## Your assignment
Leaving the pictures aside, restate all of the data exactly.

## Source data
►

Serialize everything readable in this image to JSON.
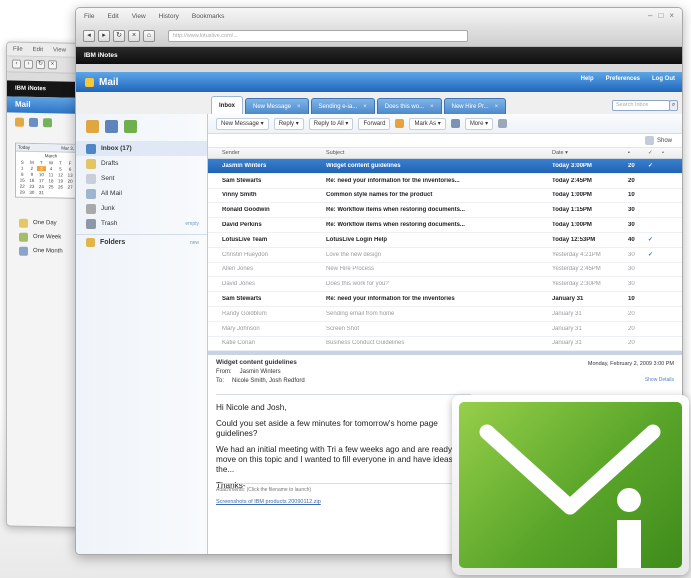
{
  "back_window": {
    "menu": [
      "File",
      "Edit",
      "View"
    ],
    "brand": "IBM iNotes",
    "header": "Mail",
    "date_tab": "Today",
    "date_label": "Mar 3, 20...",
    "calendar_month": "March",
    "calendar_days": [
      "S",
      "M",
      "T",
      "W",
      "T",
      "F",
      "S",
      "1",
      "2",
      "3",
      "4",
      "5",
      "6",
      "7",
      "8",
      "9",
      "10",
      "11",
      "12",
      "13",
      "14",
      "15",
      "16",
      "17",
      "18",
      "19",
      "20",
      "21",
      "22",
      "23",
      "24",
      "25",
      "26",
      "27",
      "28",
      "29",
      "30",
      "31"
    ],
    "views": [
      "One Day",
      "One Week",
      "One Month"
    ]
  },
  "browser": {
    "menu": [
      "File",
      "Edit",
      "View",
      "History",
      "Bookmarks"
    ],
    "url": "http://www.lotuslive.com/..."
  },
  "app": {
    "brand": "IBM iNotes",
    "title": "Mail",
    "util_links": [
      "Help",
      "Preferences",
      "Log Out"
    ],
    "search_placeholder": "Search Inbox"
  },
  "tabs": [
    {
      "label": "Inbox",
      "active": true
    },
    {
      "label": "New Message",
      "active": false
    },
    {
      "label": "Sending e-ia...",
      "active": false
    },
    {
      "label": "Does this wo...",
      "active": false
    },
    {
      "label": "New Hire Pr...",
      "active": false
    }
  ],
  "toolbar": {
    "new_message": "New Message",
    "reply": "Reply",
    "reply_all": "Reply to All",
    "forward": "Forward",
    "mark_as": "Mark As",
    "more": "More",
    "show": "Show"
  },
  "folders": [
    {
      "label": "Inbox (17)",
      "active": true
    },
    {
      "label": "Drafts",
      "active": false
    },
    {
      "label": "Sent",
      "active": false
    },
    {
      "label": "All Mail",
      "active": false
    },
    {
      "label": "Junk",
      "active": false
    },
    {
      "label": "Trash",
      "active": false
    }
  ],
  "trash_extra": "empty",
  "folders_header": "Folders",
  "folders_new": "new",
  "columns": {
    "sender": "Sender",
    "subject": "Subject",
    "date": "Date"
  },
  "messages": [
    {
      "sender": "Jasmin Winters",
      "subject": "Widget content guidelines",
      "date": "Today 3:00PM",
      "size": "20",
      "check": "✓",
      "state": "sel"
    },
    {
      "sender": "Sam Stewarts",
      "subject": "Re: need your information for the inventories...",
      "date": "Today 2:45PM",
      "size": "20",
      "check": "",
      "state": "unread"
    },
    {
      "sender": "Vinny Smith",
      "subject": "Common style names for the product",
      "date": "Today 1:00PM",
      "size": "10",
      "check": "",
      "state": "unread"
    },
    {
      "sender": "Ronald Goodwin",
      "subject": "Re: Workflow items when restoring documents...",
      "date": "Today 1:15PM",
      "size": "30",
      "check": "",
      "state": "unread"
    },
    {
      "sender": "David Perkins",
      "subject": "Re: Workflow items when restoring documents...",
      "date": "Today 1:00PM",
      "size": "30",
      "check": "",
      "state": "unread"
    },
    {
      "sender": "LotusLive Team",
      "subject": "LotusLive Login Help",
      "date": "Today 12:53PM",
      "size": "40",
      "check": "✓",
      "state": "unread"
    },
    {
      "sender": "Christin Hueydon",
      "subject": "Love the new design",
      "date": "Yesterday 4:21PM",
      "size": "30",
      "check": "✓",
      "state": "read"
    },
    {
      "sender": "Allen Jones",
      "subject": "New Hire Process",
      "date": "Yesterday 2:45PM",
      "size": "30",
      "check": "",
      "state": "read"
    },
    {
      "sender": "David Jones",
      "subject": "Does this work for you?",
      "date": "Yesterday 2:30PM",
      "size": "30",
      "check": "",
      "state": "read"
    },
    {
      "sender": "Sam Stewarts",
      "subject": "Re: need your information for the inventories",
      "date": "January 31",
      "size": "10",
      "check": "",
      "state": "unread"
    },
    {
      "sender": "Randy Goldblum",
      "subject": "Sending email from home",
      "date": "January 31",
      "size": "20",
      "check": "",
      "state": "read"
    },
    {
      "sender": "Mary Johnson",
      "subject": "Screen Shot",
      "date": "January 31",
      "size": "20",
      "check": "",
      "state": "read"
    },
    {
      "sender": "Katie Conan",
      "subject": "Business Conduct Guidelines",
      "date": "January 31",
      "size": "20",
      "check": "",
      "state": "read"
    }
  ],
  "preview": {
    "subject": "Widget content guidelines",
    "from_label": "From:",
    "from": "Jasmin Winters",
    "to_label": "To:",
    "to": "Nicole Smith, Josh Redford",
    "date": "Monday, February 2, 2009 3:00 PM",
    "details_link": "Show Details",
    "greeting": "Hi Nicole and Josh,",
    "body1": "Could you set aside a few minutes for tomorrow's home page guidelines?",
    "body2": "We had an initial meeting with Tri a few weeks ago and are ready to move on this topic and I wanted to fill everyone in and have ideas for the...",
    "closing": "Thanks-",
    "attachments_label": "Attachments: (Click the filename to launch)",
    "attachment_file": "Screenshots of IBM products 20090112.zip"
  }
}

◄

## Solution to the problem
Serialize everything readable in this image to JSON.
{
  "back_window": {
    "menu": [
      "File",
      "Edit",
      "View"
    ],
    "brand": "IBM iNotes",
    "header": "Mail",
    "date_tab": "Today",
    "date_label": "Mar 3, 20...",
    "calendar_month": "March",
    "calendar_days": [
      "S",
      "M",
      "T",
      "W",
      "T",
      "F",
      "S",
      "1",
      "2",
      "3",
      "4",
      "5",
      "6",
      "7",
      "8",
      "9",
      "10",
      "11",
      "12",
      "13",
      "14",
      "15",
      "16",
      "17",
      "18",
      "19",
      "20",
      "21",
      "22",
      "23",
      "24",
      "25",
      "26",
      "27",
      "28",
      "29",
      "30",
      "31"
    ],
    "views": [
      "One Day",
      "One Week",
      "One Month"
    ]
  },
  "browser": {
    "menu": [
      "File",
      "Edit",
      "View",
      "History",
      "Bookmarks"
    ],
    "url": "http://www.lotuslive.com/..."
  },
  "app": {
    "brand": "IBM iNotes",
    "title": "Mail",
    "util_links": [
      "Help",
      "Preferences",
      "Log Out"
    ],
    "search_placeholder": "Search Inbox"
  },
  "tabs": [
    {
      "label": "Inbox",
      "active": true
    },
    {
      "label": "New Message",
      "active": false
    },
    {
      "label": "Sending e-ia...",
      "active": false
    },
    {
      "label": "Does this wo...",
      "active": false
    },
    {
      "label": "New Hire Pr...",
      "active": false
    }
  ],
  "toolbar": {
    "new_message": "New Message",
    "reply": "Reply",
    "reply_all": "Reply to All",
    "forward": "Forward",
    "mark_as": "Mark As",
    "more": "More",
    "show": "Show"
  },
  "folders": [
    {
      "label": "Inbox (17)",
      "active": true
    },
    {
      "label": "Drafts",
      "active": false
    },
    {
      "label": "Sent",
      "active": false
    },
    {
      "label": "All Mail",
      "active": false
    },
    {
      "label": "Junk",
      "active": false
    },
    {
      "label": "Trash",
      "active": false
    }
  ],
  "trash_extra": "empty",
  "folders_header": "Folders",
  "folders_new": "new",
  "columns": {
    "sender": "Sender",
    "subject": "Subject",
    "date": "Date"
  },
  "messages": [
    {
      "sender": "Jasmin Winters",
      "subject": "Widget content guidelines",
      "date": "Today 3:00PM",
      "size": "20",
      "check": "✓",
      "state": "sel"
    },
    {
      "sender": "Sam Stewarts",
      "subject": "Re: need your information for the inventories...",
      "date": "Today 2:45PM",
      "size": "20",
      "check": "",
      "state": "unread"
    },
    {
      "sender": "Vinny Smith",
      "subject": "Common style names for the product",
      "date": "Today 1:00PM",
      "size": "10",
      "check": "",
      "state": "unread"
    },
    {
      "sender": "Ronald Goodwin",
      "subject": "Re: Workflow items when restoring documents...",
      "date": "Today 1:15PM",
      "size": "30",
      "check": "",
      "state": "unread"
    },
    {
      "sender": "David Perkins",
      "subject": "Re: Workflow items when restoring documents...",
      "date": "Today 1:00PM",
      "size": "30",
      "check": "",
      "state": "unread"
    },
    {
      "sender": "LotusLive Team",
      "subject": "LotusLive Login Help",
      "date": "Today 12:53PM",
      "size": "40",
      "check": "✓",
      "state": "unread"
    },
    {
      "sender": "Christin Hueydon",
      "subject": "Love the new design",
      "date": "Yesterday 4:21PM",
      "size": "30",
      "check": "✓",
      "state": "read"
    },
    {
      "sender": "Allen Jones",
      "subject": "New Hire Process",
      "date": "Yesterday 2:45PM",
      "size": "30",
      "check": "",
      "state": "read"
    },
    {
      "sender": "David Jones",
      "subject": "Does this work for you?",
      "date": "Yesterday 2:30PM",
      "size": "30",
      "check": "",
      "state": "read"
    },
    {
      "sender": "Sam Stewarts",
      "subject": "Re: need your information for the inventories",
      "date": "January 31",
      "size": "10",
      "check": "",
      "state": "unread"
    },
    {
      "sender": "Randy Goldblum",
      "subject": "Sending email from home",
      "date": "January 31",
      "size": "20",
      "check": "",
      "state": "read"
    },
    {
      "sender": "Mary Johnson",
      "subject": "Screen Shot",
      "date": "January 31",
      "size": "20",
      "check": "",
      "state": "read"
    },
    {
      "sender": "Katie Conan",
      "subject": "Business Conduct Guidelines",
      "date": "January 31",
      "size": "20",
      "check": "",
      "state": "read"
    }
  ],
  "preview": {
    "subject": "Widget content guidelines",
    "from_label": "From:",
    "from": "Jasmin Winters",
    "to_label": "To:",
    "to": "Nicole Smith, Josh Redford",
    "date": "Monday, February 2, 2009 3:00 PM",
    "details_link": "Show Details",
    "greeting": "Hi Nicole and Josh,",
    "body1": "Could you set aside a few minutes for tomorrow's home page guidelines?",
    "body2": "We had an initial meeting with Tri a few weeks ago and are ready to move on this topic and I wanted to fill everyone in and have ideas for the...",
    "closing": "Thanks-",
    "attachments_label": "Attachments: (Click the filename to launch)",
    "attachment_file": "Screenshots of IBM products 20090112.zip"
  }
}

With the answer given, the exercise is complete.